(TO DO): Of all the lines in the records below, copy only those that contain the string "header".

- Opening Delimiter -

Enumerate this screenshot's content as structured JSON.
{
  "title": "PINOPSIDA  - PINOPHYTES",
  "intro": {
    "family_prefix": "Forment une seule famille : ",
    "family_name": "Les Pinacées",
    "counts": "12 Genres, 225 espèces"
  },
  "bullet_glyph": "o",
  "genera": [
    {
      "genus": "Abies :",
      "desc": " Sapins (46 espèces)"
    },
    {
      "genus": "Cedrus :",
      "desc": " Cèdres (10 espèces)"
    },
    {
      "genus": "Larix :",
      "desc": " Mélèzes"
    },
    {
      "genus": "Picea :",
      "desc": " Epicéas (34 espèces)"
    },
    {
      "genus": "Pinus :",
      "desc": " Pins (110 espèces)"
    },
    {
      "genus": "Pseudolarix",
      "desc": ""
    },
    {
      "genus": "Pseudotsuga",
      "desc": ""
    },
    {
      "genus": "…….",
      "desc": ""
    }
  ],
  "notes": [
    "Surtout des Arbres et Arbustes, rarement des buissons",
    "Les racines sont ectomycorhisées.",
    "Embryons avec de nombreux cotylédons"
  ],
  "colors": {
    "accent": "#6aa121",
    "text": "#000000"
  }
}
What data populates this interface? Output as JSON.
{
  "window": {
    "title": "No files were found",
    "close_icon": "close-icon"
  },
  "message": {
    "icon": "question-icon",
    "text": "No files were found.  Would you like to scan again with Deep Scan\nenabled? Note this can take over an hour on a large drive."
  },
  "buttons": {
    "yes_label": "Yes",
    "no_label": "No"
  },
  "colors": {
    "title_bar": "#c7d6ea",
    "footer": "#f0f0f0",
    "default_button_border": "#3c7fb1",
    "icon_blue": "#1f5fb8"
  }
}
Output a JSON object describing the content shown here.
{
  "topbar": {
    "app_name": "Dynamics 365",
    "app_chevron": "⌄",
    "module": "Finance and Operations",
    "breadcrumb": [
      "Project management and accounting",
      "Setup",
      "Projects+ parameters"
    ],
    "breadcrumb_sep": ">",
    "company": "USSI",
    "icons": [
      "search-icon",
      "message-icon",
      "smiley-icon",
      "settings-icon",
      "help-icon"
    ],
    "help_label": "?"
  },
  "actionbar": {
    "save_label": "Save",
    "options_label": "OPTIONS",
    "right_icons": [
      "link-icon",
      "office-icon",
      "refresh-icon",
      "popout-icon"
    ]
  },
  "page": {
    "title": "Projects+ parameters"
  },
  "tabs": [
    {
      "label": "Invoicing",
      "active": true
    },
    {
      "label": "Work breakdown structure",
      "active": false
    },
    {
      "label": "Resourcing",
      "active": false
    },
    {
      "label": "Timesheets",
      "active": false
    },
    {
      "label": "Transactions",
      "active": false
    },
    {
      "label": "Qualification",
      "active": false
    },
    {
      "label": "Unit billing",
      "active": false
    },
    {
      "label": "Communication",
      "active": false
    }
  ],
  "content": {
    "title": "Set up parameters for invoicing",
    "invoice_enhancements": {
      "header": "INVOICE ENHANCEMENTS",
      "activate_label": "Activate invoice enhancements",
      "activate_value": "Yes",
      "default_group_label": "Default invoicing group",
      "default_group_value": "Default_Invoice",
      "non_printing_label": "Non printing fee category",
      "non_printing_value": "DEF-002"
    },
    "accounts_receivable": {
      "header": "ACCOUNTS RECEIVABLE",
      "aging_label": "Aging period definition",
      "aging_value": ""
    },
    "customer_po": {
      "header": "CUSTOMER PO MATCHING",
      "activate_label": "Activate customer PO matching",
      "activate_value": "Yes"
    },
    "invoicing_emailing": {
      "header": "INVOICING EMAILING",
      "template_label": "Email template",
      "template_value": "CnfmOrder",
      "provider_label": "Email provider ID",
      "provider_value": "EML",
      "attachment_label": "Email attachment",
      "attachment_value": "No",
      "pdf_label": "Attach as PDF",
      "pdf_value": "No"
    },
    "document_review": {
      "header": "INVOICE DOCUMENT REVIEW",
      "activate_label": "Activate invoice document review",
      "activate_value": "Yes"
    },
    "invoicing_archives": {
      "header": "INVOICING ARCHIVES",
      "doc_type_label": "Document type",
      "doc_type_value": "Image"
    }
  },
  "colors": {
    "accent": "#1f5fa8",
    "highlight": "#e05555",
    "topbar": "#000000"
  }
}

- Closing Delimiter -

(RESPONSE TO THE TASK):
      "header": "INVOICE ENHANCEMENTS",
      "header": "ACCOUNTS RECEIVABLE",
      "header": "CUSTOMER PO MATCHING",
      "header": "INVOICING EMAILING",
      "header": "INVOICE DOCUMENT REVIEW",
      "header": "INVOICING ARCHIVES",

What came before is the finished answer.